In the face of globalisation, the study of a second language not only improves the academic performance and cultural sensitivity of a student, it also allows for greater opportunities for cross-border trade and economic growth. We were taught Bahasa Indonesian during the 1970s, when I attended high school, for that very reason. I must say that I found it the most enjoyable of the three languages taught and I have used it on rare occasions in some of the strangest places in the world. For example, in Palestine where locals assumed aid workers from Australia and Indonesia had knowledge of our respective languages. I think the Indonesians were both impressed and amused at my attempts of Bahasa Indonesian more than 30 years after leaving school.
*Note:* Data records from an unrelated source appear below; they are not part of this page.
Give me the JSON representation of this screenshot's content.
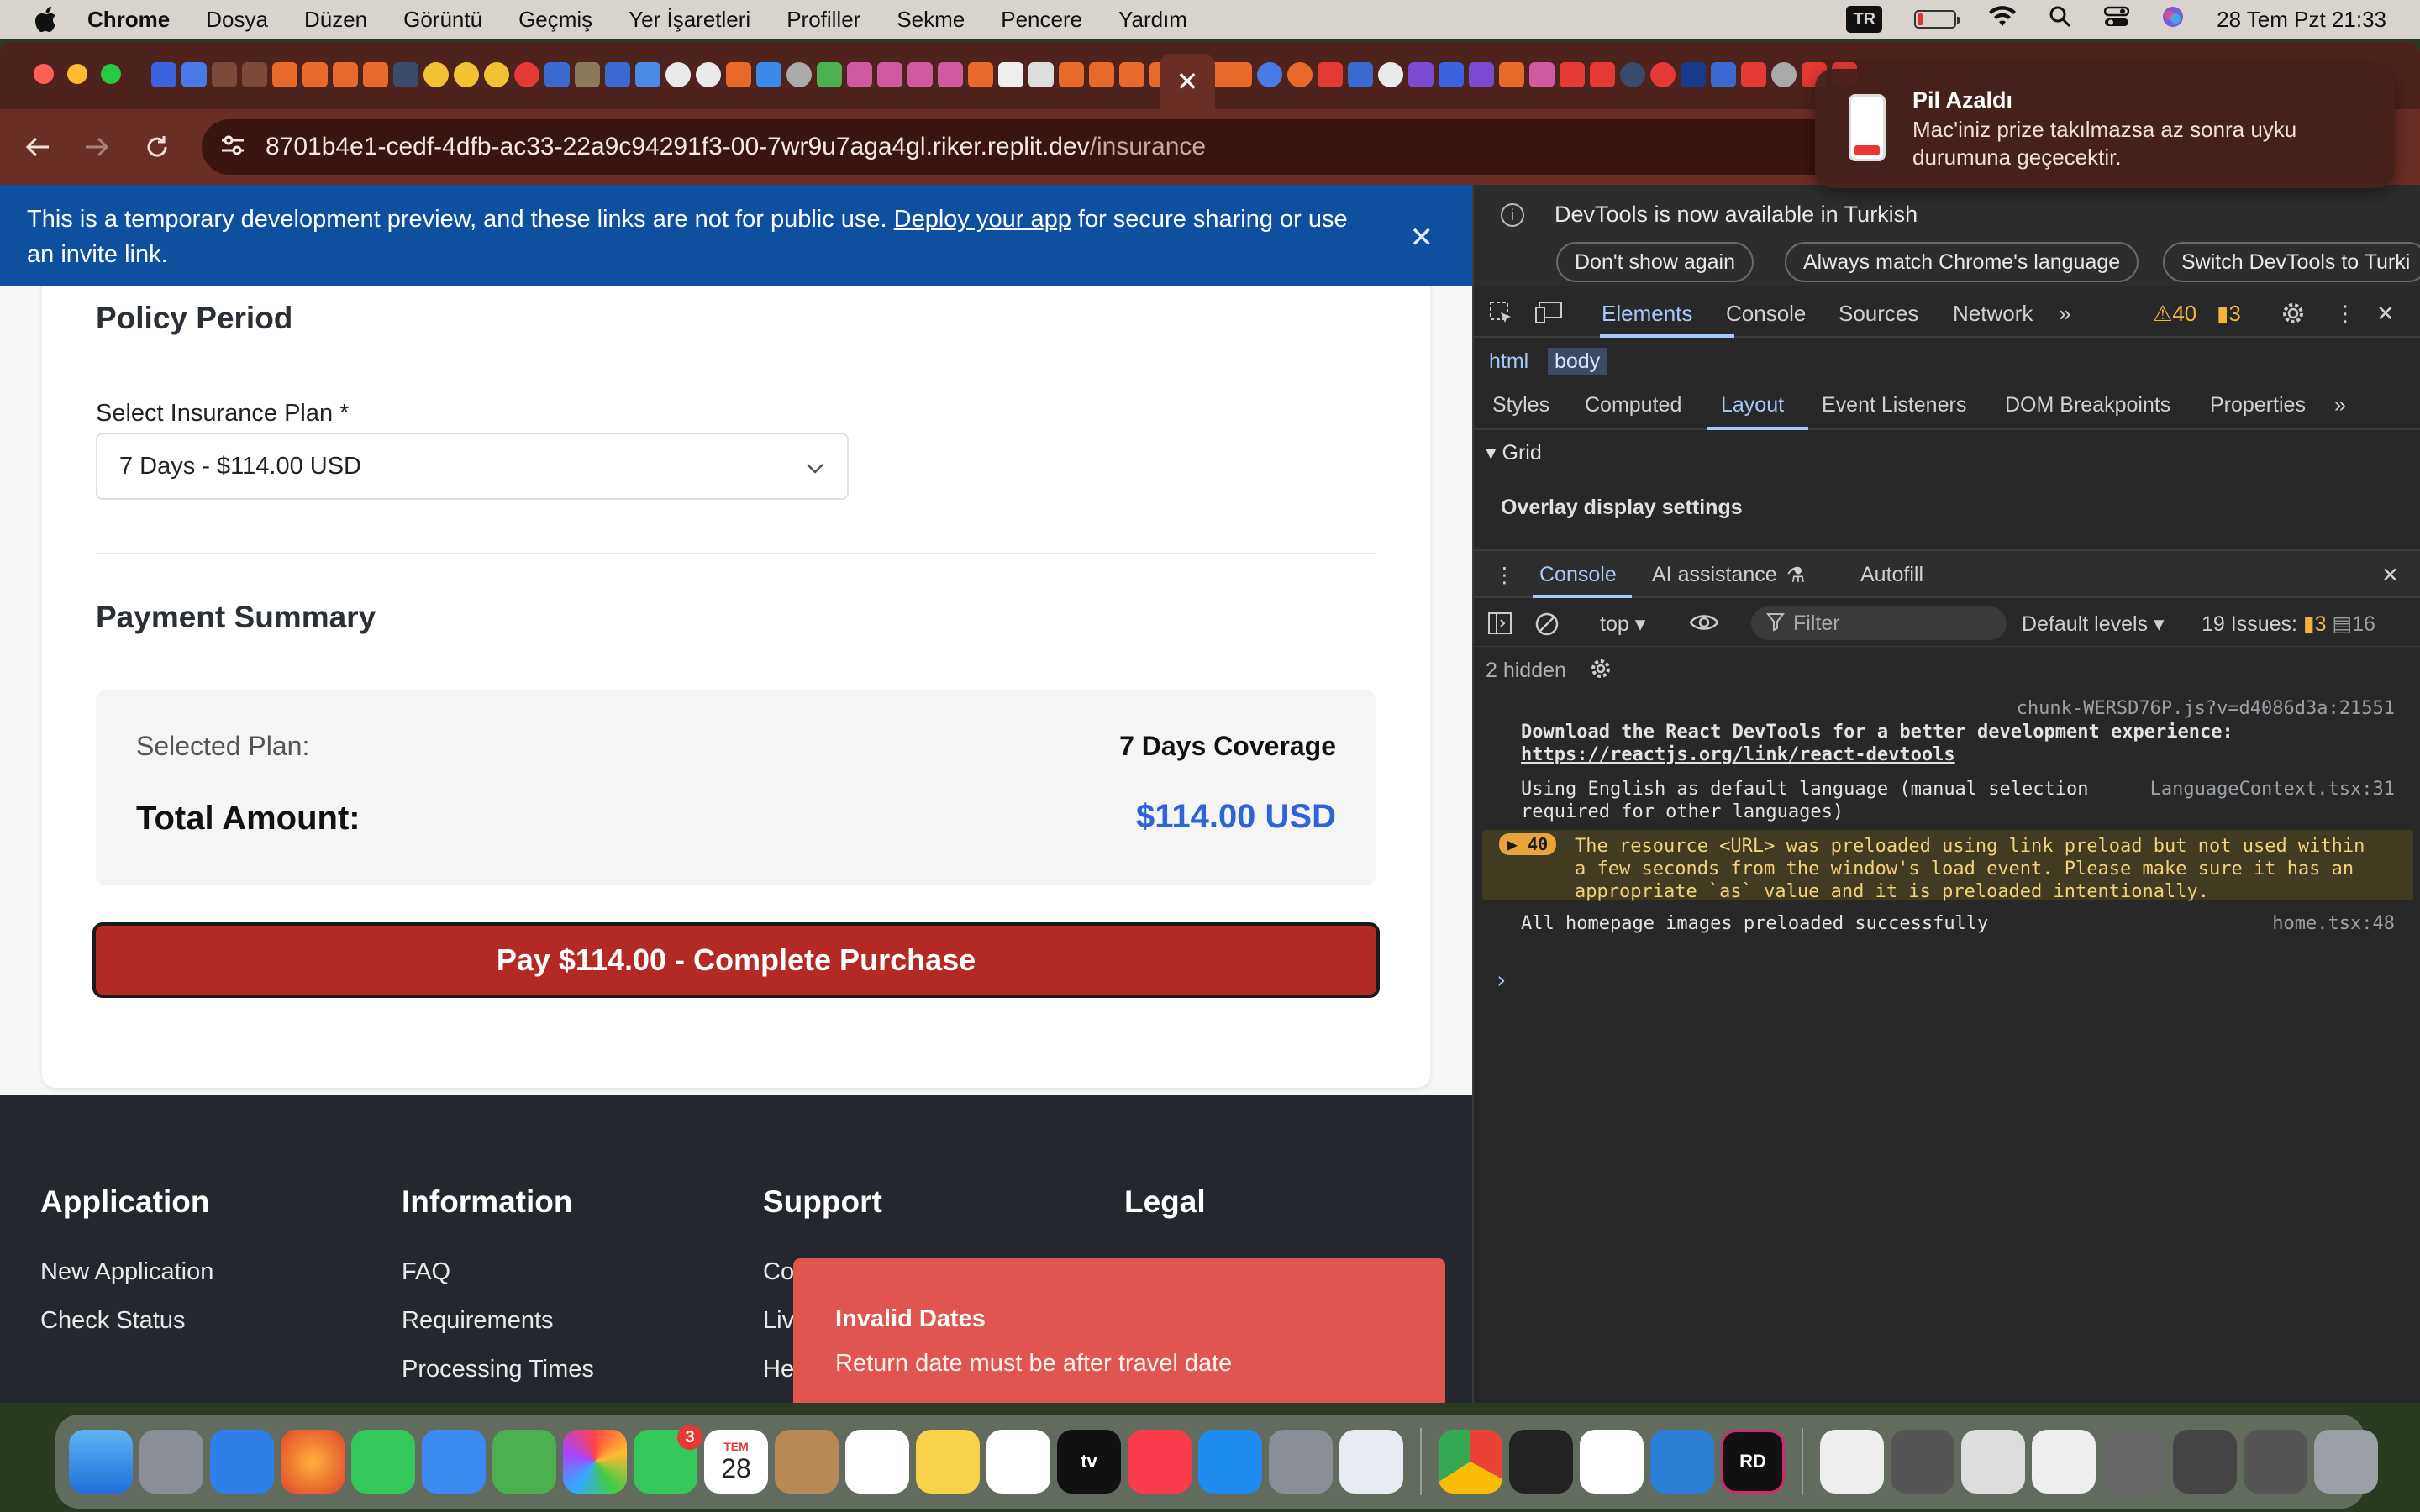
{
  "menubar": {
    "apple": "",
    "items": [
      "Chrome",
      "Dosya",
      "Düzen",
      "Görüntü",
      "Geçmiş",
      "Yer İşaretleri",
      "Profiller",
      "Sekme",
      "Pencere",
      "Yardım"
    ],
    "input_source": "TR",
    "datetime": "28 Tem Pzt  21:33"
  },
  "browser": {
    "url_host": "8701b4e1-cedf-4dfb-ac33-22a9c94291f3-00-7wr9u7aga4gl.riker.replit.dev",
    "url_path": "/insurance",
    "close_tab": "✕"
  },
  "banner": {
    "text_before": "This is a temporary development preview, and these links are not for public use. ",
    "link": "Deploy your app",
    "text_after": " for secure sharing or use an invite link.",
    "close": "✕"
  },
  "form": {
    "policy_title": "Policy Period",
    "plan_label": "Select Insurance Plan *",
    "plan_value": "7 Days - $114.00 USD",
    "summary_title": "Payment Summary",
    "selected_plan_label": "Selected Plan:",
    "selected_plan_value": "7 Days Coverage",
    "total_label": "Total Amount:",
    "total_value": "$114.00 USD",
    "pay_button": "Pay $114.00 - Complete Purchase"
  },
  "footer": {
    "columns": [
      {
        "title": "Application",
        "links": [
          "New Application",
          "Check Status"
        ]
      },
      {
        "title": "Information",
        "links": [
          "FAQ",
          "Requirements",
          "Processing Times"
        ]
      },
      {
        "title": "Support",
        "links": [
          "Co",
          "Liv",
          "He"
        ]
      },
      {
        "title": "Legal",
        "links": []
      }
    ]
  },
  "toast": {
    "title": "Invalid Dates",
    "description": "Return date must be after travel date"
  },
  "devtools": {
    "info_message": "DevTools is now available in Turkish",
    "btn_dont_show": "Don't show again",
    "btn_match": "Always match Chrome's language",
    "btn_switch": "Switch DevTools to Turki",
    "tabs": [
      "Elements",
      "Console",
      "Sources",
      "Network"
    ],
    "warn_count": "40",
    "issue_count": "3",
    "crumb_html": "html",
    "crumb_body": "body",
    "subtabs": [
      "Styles",
      "Computed",
      "Layout",
      "Event Listeners",
      "DOM Breakpoints",
      "Properties"
    ],
    "grid_label": "Grid",
    "overlay_label": "Overlay display settings",
    "drawer_tabs": [
      "Console",
      "AI assistance",
      "Autofill"
    ],
    "context": "top",
    "filter_placeholder": "Filter",
    "levels": "Default levels",
    "issues_label": "19 Issues:",
    "issues_warn": "3",
    "issues_info": "16",
    "hidden_label": "2 hidden",
    "logs": {
      "l1_src": "chunk-WERSD76P.js?v=d4086d3a:21551",
      "l1_text": "Download the React DevTools for a better development experience:",
      "l1_link": "https://reactjs.org/link/react-devtools",
      "l2_text1": "Using English as default language (manual selection",
      "l2_text2": "required for other languages)",
      "l2_src": "LanguageContext.tsx:31",
      "l3_count": "40",
      "l3_text1": "The resource <URL> was preloaded using link preload but not used within",
      "l3_text2": "a few seconds from the window's load event. Please make sure it has an",
      "l3_text3": "appropriate `as` value and it is preloaded intentionally.",
      "l4_text": "All homepage images preloaded successfully",
      "l4_src": "home.tsx:48"
    }
  },
  "notification": {
    "title": "Pil Azaldı",
    "body": "Mac'iniz prize takılmazsa az sonra uyku durumuna geçecektir."
  },
  "dock": {
    "calendar_month": "TEM",
    "calendar_day": "28",
    "facetime_badge": "3",
    "tv_label": "tv",
    "rider_label": "RD"
  }
}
As my children have moved to high school, I have noticed that Bahasa Indonesian rarely appears on the high school curriculums. That loss of Bahasa Indonesian from New South Wales high schools is consistent with the findings of a recent Federal Government report into the study of Indonesian. In that report it was found that fewer year 12 students studied Indonesian in 2009 than in 1972 and between 2001 and 2010 the number of university enrolments in Indonesian language fell national1y by 40 per cent. In 2009 only 1,167 students in Australian high schools were enrolled in Bahasa Indonesian classes by year 12, and the number studying in New South Wales in particular has plummeted. That is a great disappointment as Indonesia plays a significant role in our region.
The report also noted that Indonesia, with a population of 240 million, is the world's third largest democracy, fourth most populous nation and home to a rapidly expanding middle class. Its economy is growing by more than 6 per cent per annum. The International Monetary Fund projects that its nominal gross domestic product growth rate between 2009 to 2015 will be 15.1 per cent higher than Brazil, Russia, India, China, South Korea, Japan or the rest of South-East Asia. The relationship between Australia and Indonesia is strong. Jakarta hosts Australia's largest embassy, our second largest defence representation and a substantial Australian Federal Police presence. Historically, trade between the two countries has been modest—namely, $12.9 billion in 2010—with Indonesia ranking as only our thirteenth largest trading partner. However, our trade relationship has been showing recent signs of increasing.
Since 2006 two-way trade between our countries has grown by an average of 9.7 per cent per annum. Given Indonesia's maintenance of respectable real gross domestic product growth of 6.1 per cent in 2010, the reality is that trade between Australia and Indonesia is likely to continue to intensify in the years ahead. The International Monetary Fund projects that Indonesia will achieve one of the fastest growth rates in the world's 18 largest economies during 2009 to 2015, outstripping even the powerhouse economies of Brazil, Russia, India and China. Since 2006 Indonesian has been designated a nationally significant language. It is perhaps time for the State and Federal governments to give more consideration to the languages that will play an important role in Australia's future. The ability to communicate and conduct business with our Indonesian counterparts in their language will be of critical importance to Australia.